  2. Van

    Van CBMod CB Mods Premium Member

    Messages:
    5,907
    Likes Received:
    1,242
    Occupation:
    Project Manager, Stagecraft Industries, Inc.
    Location:
    Portland, Or.
    Rosco does make a "chocolate" gel color. I can't remember the number, but it does work well for Sepia Tone looks.
     
  3. Grog12

    Grog12 CBMod CB Mods Premium Member

    Messages:
    2,615
    Likes Received:
    172
    Location:
    Denver, CO
    R99 is what you're looking for Van....does ok making Sepia work on stage. If you're not mixing with anything else it'll do the job...if it is mixing with another color I'd find something in the R16-R325 range.
     
  4. Chaos is Born

    Chaos is Born Active Member

    Messages:
    262
    Likes Received:
    0
    Location:
    Cincinnati, Oh
    Sepia is one of those things like B&W feel. It is also semi dependant on the scenery itself. If the scenery is of a color that will not take a browning very well then your wasting your time. However with the right painting on the set you can make this a very effective effect and pop your actors out quite well.
     
  5. Dcdjdrew

    Dcdjdrew Member

    Messages:
    32
    Likes Received:
    0
    Location:
    Savannah GA
    the sepia color is R-99
     
  6. gafftaper

    gafftaper Senior Team Senior Team Fight Leukemia

    Messages:
    12,675
    Likes Received:
    2,702
    Occupation:
    Theater Manager & T.D.
    Location:
    Seattle, Washington
    This is a really important point. Although R99 is a good sepia color the other colors on the set will play havoc with that. You'll probably need to do some experimenting with several colors to get it just right for your set.
     
  7. Logos

    Logos Well-Known Member

    Messages:
    1,090
    Likes Received:
    99
    Occupation:
    Retired
    Location:
    Launceston Tasmania
    There's a Lee colour (156?) Chocolate brown, that works really well for sepia. I once lit the opening of "The Boyfriend" with it. It was a combined Lighting/Set design concept we slipped past the Director. She loved it eventually.
     

Share This Page

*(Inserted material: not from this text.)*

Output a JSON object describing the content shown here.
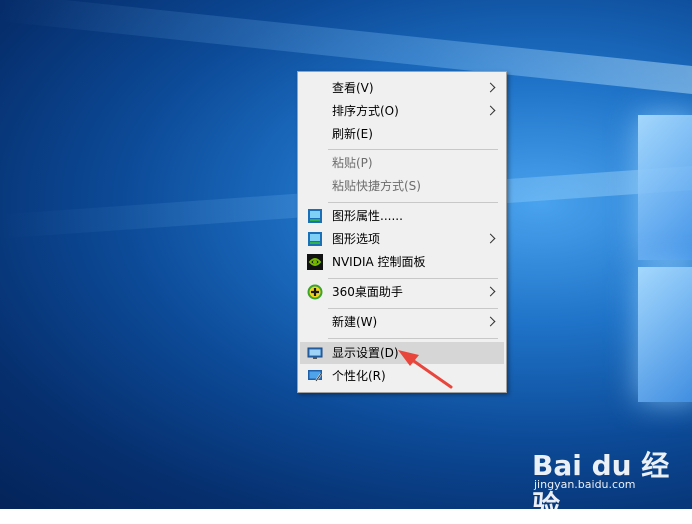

  1. This site uses cookies to help personalise content, tailor your experience and to keep you logged in if you register.
    By continuing to use this site, you are consenting to our use of cookies.
    Dismiss Notice